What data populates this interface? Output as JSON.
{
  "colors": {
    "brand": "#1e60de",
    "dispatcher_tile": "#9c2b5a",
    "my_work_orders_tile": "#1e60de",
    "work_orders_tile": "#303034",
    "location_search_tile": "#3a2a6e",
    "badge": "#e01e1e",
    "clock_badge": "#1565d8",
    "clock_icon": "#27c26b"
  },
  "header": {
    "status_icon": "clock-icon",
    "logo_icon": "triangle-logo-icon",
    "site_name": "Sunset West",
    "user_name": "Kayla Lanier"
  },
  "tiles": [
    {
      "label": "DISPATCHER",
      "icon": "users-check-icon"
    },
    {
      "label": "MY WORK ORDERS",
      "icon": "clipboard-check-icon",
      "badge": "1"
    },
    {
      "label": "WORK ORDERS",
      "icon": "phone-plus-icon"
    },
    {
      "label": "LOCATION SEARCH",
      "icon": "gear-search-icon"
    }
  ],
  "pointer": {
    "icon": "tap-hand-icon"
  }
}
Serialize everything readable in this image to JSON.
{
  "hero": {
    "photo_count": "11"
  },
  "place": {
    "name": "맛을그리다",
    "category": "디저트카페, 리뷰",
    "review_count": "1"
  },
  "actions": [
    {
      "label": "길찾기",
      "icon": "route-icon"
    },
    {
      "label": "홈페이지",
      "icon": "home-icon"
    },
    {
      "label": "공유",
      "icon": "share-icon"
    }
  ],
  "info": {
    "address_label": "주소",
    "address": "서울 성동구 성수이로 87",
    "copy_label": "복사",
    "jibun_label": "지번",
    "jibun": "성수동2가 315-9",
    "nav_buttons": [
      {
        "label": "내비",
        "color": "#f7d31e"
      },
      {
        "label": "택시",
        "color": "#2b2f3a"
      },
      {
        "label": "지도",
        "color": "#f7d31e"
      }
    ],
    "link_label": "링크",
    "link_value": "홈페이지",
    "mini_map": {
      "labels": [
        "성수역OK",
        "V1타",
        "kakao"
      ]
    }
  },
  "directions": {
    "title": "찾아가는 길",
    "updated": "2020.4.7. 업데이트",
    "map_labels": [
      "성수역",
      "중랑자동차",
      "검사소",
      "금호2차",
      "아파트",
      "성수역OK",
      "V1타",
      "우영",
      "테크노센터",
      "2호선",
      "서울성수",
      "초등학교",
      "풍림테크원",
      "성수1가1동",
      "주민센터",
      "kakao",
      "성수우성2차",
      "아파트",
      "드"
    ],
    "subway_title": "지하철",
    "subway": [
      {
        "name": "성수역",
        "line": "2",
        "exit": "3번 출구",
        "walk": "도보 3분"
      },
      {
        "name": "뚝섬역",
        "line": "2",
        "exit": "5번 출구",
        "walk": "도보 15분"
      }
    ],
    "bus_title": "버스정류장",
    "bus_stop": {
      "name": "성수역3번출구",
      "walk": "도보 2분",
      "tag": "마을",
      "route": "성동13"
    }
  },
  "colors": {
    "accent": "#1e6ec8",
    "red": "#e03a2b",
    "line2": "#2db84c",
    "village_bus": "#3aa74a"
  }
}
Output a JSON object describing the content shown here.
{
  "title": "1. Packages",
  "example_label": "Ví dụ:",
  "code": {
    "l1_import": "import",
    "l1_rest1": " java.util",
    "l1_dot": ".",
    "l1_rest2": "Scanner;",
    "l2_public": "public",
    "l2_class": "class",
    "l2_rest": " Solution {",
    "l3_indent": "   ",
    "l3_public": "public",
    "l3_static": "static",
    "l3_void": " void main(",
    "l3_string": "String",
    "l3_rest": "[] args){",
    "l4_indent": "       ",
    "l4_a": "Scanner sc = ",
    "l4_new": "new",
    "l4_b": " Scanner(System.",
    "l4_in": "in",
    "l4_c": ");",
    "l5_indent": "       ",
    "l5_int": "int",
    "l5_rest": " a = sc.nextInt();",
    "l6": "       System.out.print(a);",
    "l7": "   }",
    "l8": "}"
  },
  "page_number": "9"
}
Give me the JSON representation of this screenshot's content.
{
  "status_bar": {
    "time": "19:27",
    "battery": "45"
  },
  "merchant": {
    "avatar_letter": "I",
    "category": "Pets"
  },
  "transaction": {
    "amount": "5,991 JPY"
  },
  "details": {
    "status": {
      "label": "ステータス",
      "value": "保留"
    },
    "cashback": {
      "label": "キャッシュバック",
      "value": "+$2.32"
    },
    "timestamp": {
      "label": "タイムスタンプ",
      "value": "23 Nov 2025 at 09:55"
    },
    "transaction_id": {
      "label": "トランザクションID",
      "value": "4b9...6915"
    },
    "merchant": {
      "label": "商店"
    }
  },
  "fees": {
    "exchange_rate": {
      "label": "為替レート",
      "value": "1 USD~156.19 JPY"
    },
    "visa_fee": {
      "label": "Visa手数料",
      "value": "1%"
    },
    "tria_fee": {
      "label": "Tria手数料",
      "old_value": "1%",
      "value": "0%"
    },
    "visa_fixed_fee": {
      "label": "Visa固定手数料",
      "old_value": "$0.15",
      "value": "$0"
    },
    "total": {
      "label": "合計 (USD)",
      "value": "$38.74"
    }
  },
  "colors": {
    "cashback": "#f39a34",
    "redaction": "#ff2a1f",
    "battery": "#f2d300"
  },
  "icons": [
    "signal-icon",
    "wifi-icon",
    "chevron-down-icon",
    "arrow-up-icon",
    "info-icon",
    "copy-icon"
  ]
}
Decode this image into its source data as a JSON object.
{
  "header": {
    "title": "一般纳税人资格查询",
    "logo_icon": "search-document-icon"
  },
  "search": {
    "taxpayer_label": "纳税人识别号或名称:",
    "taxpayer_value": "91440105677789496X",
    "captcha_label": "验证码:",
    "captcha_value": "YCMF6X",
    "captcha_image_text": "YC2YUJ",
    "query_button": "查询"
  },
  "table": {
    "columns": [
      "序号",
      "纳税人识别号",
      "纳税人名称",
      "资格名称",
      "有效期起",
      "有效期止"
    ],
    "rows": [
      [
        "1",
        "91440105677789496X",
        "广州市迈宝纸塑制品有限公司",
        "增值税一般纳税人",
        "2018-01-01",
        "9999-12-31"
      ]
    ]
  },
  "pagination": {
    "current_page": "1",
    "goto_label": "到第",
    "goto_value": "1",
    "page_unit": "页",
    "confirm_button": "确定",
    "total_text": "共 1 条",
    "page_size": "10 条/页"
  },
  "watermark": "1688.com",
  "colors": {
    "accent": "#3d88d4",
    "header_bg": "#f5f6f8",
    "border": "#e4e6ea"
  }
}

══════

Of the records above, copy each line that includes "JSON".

Expected answer:
What data populates this interface? Output as JSON.
Serialize everything readable in this image to JSON.
Output a JSON object describing the content shown here.
Give me the JSON representation of this screenshot's content.
Decode this image into its source data as a JSON object.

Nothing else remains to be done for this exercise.